* **About this exercise**
The answer must be every line of the records below that holds the word "Coral".

* **Extracted records**
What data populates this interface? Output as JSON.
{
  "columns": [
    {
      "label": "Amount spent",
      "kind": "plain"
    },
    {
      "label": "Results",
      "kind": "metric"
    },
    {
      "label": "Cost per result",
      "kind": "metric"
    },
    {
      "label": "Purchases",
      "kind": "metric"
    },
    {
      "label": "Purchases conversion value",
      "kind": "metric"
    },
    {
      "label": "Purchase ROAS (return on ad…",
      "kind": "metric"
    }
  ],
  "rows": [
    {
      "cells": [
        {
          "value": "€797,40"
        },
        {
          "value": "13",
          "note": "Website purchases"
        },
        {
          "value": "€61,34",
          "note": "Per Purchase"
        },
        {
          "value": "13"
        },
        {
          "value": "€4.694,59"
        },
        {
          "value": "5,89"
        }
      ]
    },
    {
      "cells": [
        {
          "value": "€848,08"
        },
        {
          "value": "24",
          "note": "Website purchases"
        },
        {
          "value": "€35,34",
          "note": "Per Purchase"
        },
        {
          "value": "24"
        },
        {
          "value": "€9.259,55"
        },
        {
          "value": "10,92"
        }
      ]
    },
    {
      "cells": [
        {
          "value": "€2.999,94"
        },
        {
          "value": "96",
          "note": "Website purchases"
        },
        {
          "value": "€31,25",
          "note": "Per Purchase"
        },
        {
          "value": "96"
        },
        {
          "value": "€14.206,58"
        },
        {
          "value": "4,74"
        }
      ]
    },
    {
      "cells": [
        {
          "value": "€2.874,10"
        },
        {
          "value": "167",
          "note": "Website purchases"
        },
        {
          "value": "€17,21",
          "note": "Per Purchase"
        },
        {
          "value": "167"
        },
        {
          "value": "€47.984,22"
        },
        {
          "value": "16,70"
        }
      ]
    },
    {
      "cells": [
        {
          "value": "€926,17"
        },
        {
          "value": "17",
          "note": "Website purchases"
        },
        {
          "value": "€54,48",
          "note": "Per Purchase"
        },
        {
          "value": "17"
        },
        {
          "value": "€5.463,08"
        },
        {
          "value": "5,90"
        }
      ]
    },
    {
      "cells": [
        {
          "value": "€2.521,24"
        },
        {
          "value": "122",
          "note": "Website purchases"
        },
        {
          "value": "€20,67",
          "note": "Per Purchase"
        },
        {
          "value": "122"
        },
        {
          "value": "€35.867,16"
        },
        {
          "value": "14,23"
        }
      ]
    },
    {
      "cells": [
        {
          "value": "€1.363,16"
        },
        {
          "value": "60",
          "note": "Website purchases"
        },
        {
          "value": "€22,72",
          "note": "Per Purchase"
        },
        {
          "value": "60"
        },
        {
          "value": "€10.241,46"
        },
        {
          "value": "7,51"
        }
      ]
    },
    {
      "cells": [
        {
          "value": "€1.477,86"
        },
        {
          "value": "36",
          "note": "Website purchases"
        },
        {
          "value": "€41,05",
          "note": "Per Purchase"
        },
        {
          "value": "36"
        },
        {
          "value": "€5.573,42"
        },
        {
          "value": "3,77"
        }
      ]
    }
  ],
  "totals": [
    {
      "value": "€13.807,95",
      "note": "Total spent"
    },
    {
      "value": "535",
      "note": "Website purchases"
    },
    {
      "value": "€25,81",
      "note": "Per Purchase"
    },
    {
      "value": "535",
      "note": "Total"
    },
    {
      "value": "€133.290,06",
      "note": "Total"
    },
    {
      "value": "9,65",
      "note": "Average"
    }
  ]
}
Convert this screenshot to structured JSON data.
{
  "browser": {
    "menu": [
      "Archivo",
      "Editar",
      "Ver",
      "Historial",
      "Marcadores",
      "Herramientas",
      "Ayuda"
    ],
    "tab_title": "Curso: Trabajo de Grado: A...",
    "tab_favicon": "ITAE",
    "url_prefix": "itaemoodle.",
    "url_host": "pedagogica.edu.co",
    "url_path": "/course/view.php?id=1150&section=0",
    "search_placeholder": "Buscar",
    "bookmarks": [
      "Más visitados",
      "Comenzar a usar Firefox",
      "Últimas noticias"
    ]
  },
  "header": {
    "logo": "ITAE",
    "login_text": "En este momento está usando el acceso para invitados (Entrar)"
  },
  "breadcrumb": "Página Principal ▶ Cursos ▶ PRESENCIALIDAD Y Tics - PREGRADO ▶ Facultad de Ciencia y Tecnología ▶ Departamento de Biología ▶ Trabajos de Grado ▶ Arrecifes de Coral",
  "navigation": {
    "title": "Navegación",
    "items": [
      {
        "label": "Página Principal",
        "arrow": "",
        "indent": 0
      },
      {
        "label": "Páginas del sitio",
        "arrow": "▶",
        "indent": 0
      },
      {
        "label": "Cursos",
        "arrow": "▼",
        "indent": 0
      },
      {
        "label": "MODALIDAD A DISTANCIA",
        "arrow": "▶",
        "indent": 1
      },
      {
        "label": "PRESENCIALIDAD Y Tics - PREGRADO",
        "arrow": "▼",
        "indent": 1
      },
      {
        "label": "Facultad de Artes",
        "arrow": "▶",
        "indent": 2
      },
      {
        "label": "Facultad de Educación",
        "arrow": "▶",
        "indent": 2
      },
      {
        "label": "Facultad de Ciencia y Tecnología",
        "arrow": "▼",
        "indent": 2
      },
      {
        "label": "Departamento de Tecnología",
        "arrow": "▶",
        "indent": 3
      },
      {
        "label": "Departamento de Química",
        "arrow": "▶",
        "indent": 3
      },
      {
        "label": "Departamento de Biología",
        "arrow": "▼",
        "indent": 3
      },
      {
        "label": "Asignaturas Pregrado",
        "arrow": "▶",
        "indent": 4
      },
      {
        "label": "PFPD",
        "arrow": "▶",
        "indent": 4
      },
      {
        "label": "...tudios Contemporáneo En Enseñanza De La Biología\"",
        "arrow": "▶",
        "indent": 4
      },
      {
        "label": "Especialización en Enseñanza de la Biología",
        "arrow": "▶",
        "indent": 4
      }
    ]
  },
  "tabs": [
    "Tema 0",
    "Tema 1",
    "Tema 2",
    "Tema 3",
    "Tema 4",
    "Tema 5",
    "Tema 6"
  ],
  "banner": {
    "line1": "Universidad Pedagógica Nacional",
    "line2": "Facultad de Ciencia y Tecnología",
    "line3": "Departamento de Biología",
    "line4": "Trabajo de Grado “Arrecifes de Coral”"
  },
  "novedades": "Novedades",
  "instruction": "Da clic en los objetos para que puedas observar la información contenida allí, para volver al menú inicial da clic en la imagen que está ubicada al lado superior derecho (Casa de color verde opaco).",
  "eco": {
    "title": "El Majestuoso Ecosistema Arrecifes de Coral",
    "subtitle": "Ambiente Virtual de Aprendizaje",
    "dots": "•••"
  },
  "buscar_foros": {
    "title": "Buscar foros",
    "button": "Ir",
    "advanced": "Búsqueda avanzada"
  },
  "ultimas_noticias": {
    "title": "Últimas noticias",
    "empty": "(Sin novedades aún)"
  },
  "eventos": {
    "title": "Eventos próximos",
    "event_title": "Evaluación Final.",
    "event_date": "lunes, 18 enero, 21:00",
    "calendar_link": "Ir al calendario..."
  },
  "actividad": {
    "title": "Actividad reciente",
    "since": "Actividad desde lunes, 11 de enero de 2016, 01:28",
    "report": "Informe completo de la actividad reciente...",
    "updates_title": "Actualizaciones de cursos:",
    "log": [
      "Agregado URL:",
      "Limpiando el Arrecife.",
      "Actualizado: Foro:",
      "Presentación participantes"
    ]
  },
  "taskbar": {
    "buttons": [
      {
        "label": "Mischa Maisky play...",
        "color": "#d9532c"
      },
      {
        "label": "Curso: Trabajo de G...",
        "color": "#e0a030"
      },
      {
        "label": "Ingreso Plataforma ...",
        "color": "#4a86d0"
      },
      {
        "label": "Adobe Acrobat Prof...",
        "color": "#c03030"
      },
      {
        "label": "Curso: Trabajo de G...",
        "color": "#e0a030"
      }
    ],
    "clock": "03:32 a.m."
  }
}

* **Result of this task**
  "breadcrumb": "Página Principal ▶ Cursos ▶ PRESENCIALIDAD Y Tics - PREGRADO ▶ Facultad de Ciencia y Tecnología ▶ Departamento de Biología ▶ Trabajos de Grado ▶ Arrecifes de Coral",
    "line4": "Trabajo de Grado “Arrecifes de Coral”"
    "title": "El Majestuoso Ecosistema Arrecifes de Coral",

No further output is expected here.